Consider this sound bite: "Technology is considered a strategic asset for many organizations and is recognized as an integral part of business strategy because organizations can use it to maximize employees’ contributions and performance."
I have to give that one a good ole grade of "F" because it is flat out wrong. Not that many organizations don't consider technology to be a strategic asset, but rather that technology isn't a strategic asset. Well, generally speaking. Unless of course you have single-handedly just created a unique bit of social networking technology that is unknown to any other organization on the planet that allows for unique knowledge capture and sharing. And even then I give it a very short innovation head start period before others are following that lead.

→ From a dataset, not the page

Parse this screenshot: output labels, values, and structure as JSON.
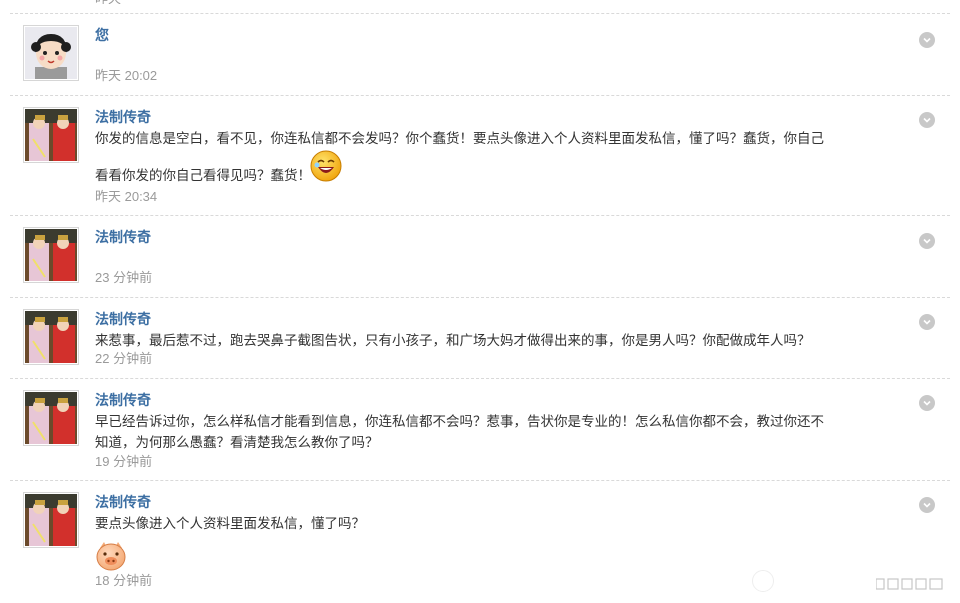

Technology, and choosing to have it and to use it isn't really ground breaking. And it's not a strategy. That's akin to suggesting that utilizing cell phones is a strategy. IT is a tool. Having a tool isn't a strategy. It is a tool. And having a technology that everyone else has does not maintain the organization's capacity to determine its future well-being (which is pretty much the definition of a "strategic asset").
The reality of it is that if you intend to use social networking to support your organizational learning (and I'm suggesting that you should do that) and you recognize the importance of that social networking to knowledge sharing (which is clearly linked to organizational learning)....then it's probably time to start considering what your social networking goals are. What that strategy is. And how exactly (and I mean exactly) social networking fits within the organization's Knowledge Management and Learning strategies. And how those stategies are tied to the overarching organizational strategy.
My point is that if you breeze through this article you will see that the only discussion of strategy though is the above quote, which suggested that technology is an integral part of strategy and that it is a strategic asset. No other discussion of strategy.
And that speaks to exactly why so many organizations aren't truly reaping the benefits from social networking. They simply have no strategy. It is ad hoc. It happens on its own terms, without regard for determining how what knowledge that is being transferred and captured might improve the organizational learning and then contribute to the big picture goals.
A lot of those organizations who tout their "success" at social networking....are simply lucky. Not consistent. Not making cultural reforms. And therein wasting organizational learning opportunities.